There was no variance between the declaration and the evidence. And that question is not open upon an exception to the denial of a motion for a directed verdict which was not specifically based upon the pleadings. Weiner v. D. A. Schulte, Inc. 275 Mass. 379, 383. Beit Bros. Inc. v. Irving Tanning Co. 315 Mass. 561, 563. Lane v. Epinard, 318 Mass. 664, 666-667.

Exceptions overruled.
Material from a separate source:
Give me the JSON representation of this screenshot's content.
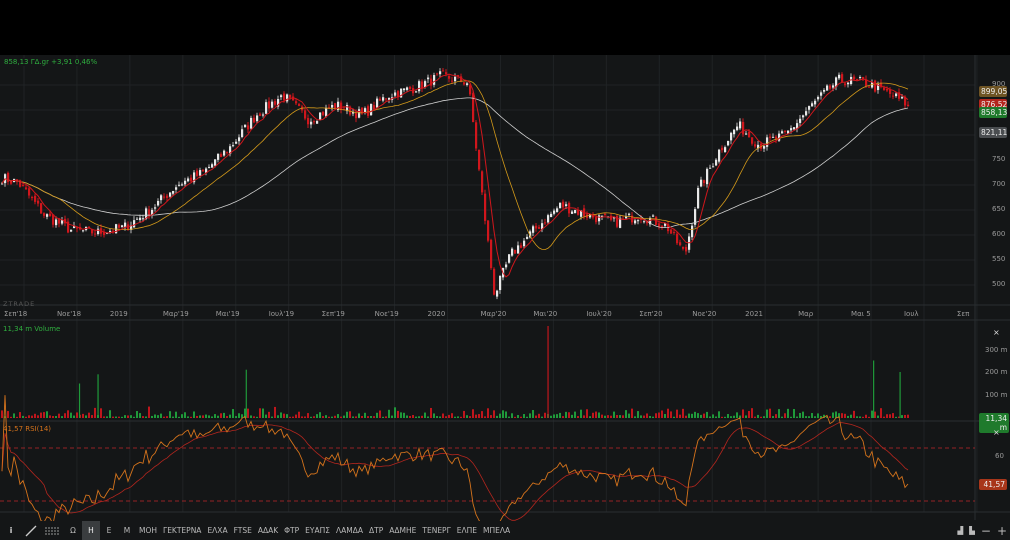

[Note 1] "In all actions to recover damages for injuries to the person or to property or for the death of a person, arising out of an accident or collision in which a motor vehicle was involved, evidence that at the time of such accident or collision it was registered in the name of the defendant as owner shall be prima facie evidence that it was then being operated by and under the control of a person for whose conduct the defendant was legally responsible, and absence of such responsibility shall be an affirmative defence to be set up in the answer and proved by the defendant."